The oceans of the world are a vast unexploited source of clean, reliable and predictable renewable energy. Could this energy help replace fossil fuels and be a solution to climate change?
More than 85 percent of the ocean floor remains unmapped, leaving us in the dark about much of the earth’s topography. A global, non-profit effort will try to remedy that, and influence everything from climate research and weather prediction to mineral resource exploration and fisheries.
Lamont-Doherty Earth Observatory scientists Ryan Abernathey and Richard Seager are investigating how processes in the ocean create extreme weather and climate conditions over land.
It’s midnight on the ship, and the labs are filled with scientists busy examining samples. Two of them just got back from a trip to the seafloor, and the excitement is palpable.
Antarctic sea ice is constantly on the move as powerful winds blow it away from the coast and out toward the open ocean. A new study shows how that ice migration may be more important for the global ocean circulation than anyone realized.

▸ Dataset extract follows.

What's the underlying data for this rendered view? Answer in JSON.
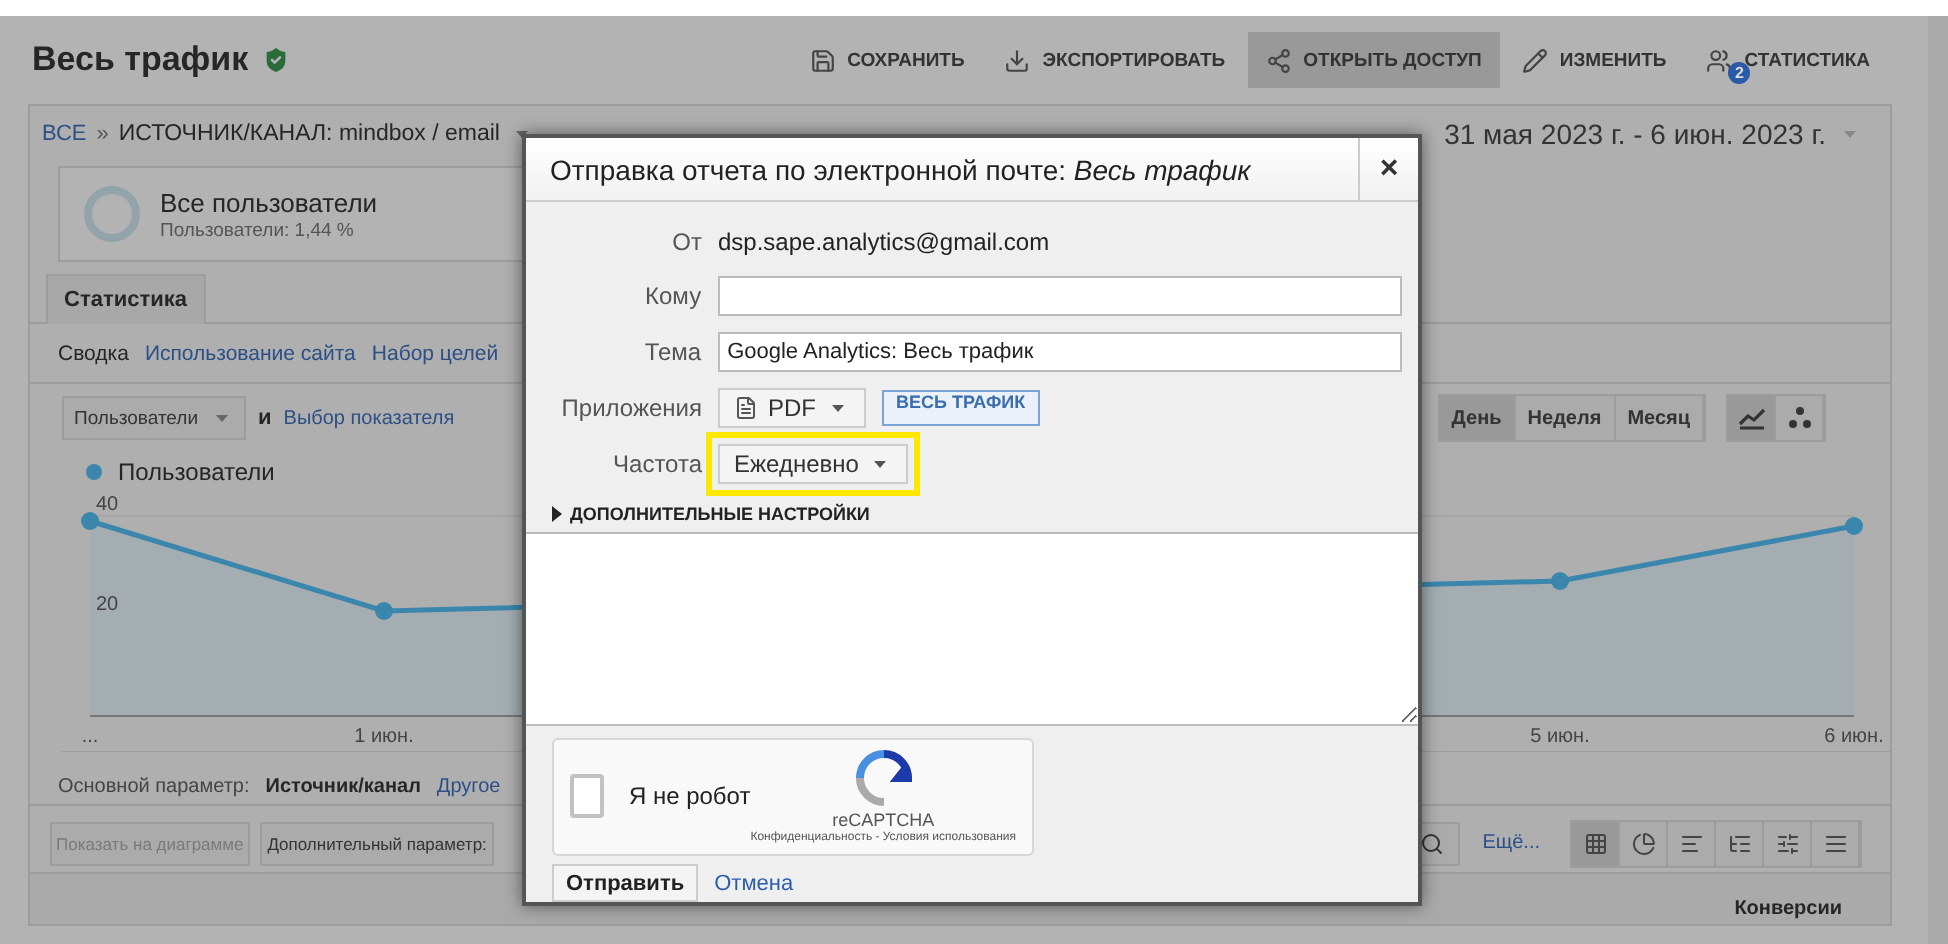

Over the past half-million years, the equatorial Pacific Ocean has seen five spikes in the amount of iron-laden dust blown in from the continents. In theory, those bursts should have turbo-charged the growth of carbon-capturing algae, but a new study shows that the excess iron had little to no effect.
Science at sea isn’t easy, but the benefits are huge, writes Sidney Hemming in her final post from a two-month expedition that collected millions of years of climate history in the deep-sea sediment from off southern Africa.
With calm seas, the JOIDES Resolution’s latest sediment core comes up with what appears to be a fantastic, cyclic climate signal that is continuous back 7 million years, writes Sidney Hemming.
After weeks of anticipation, permission arrived just in time to core off Mozambique. Sidney Hemming and her team of scientists aboard the JOIDES Resolution are excited about what they might learn from the ocean sediment.
With coral bleaching spreading, a new project and app called Bleach Patrol is putting surfers, divers and snorkelers to work as citizen scientists, keeping an eye on the world’s coral reefs.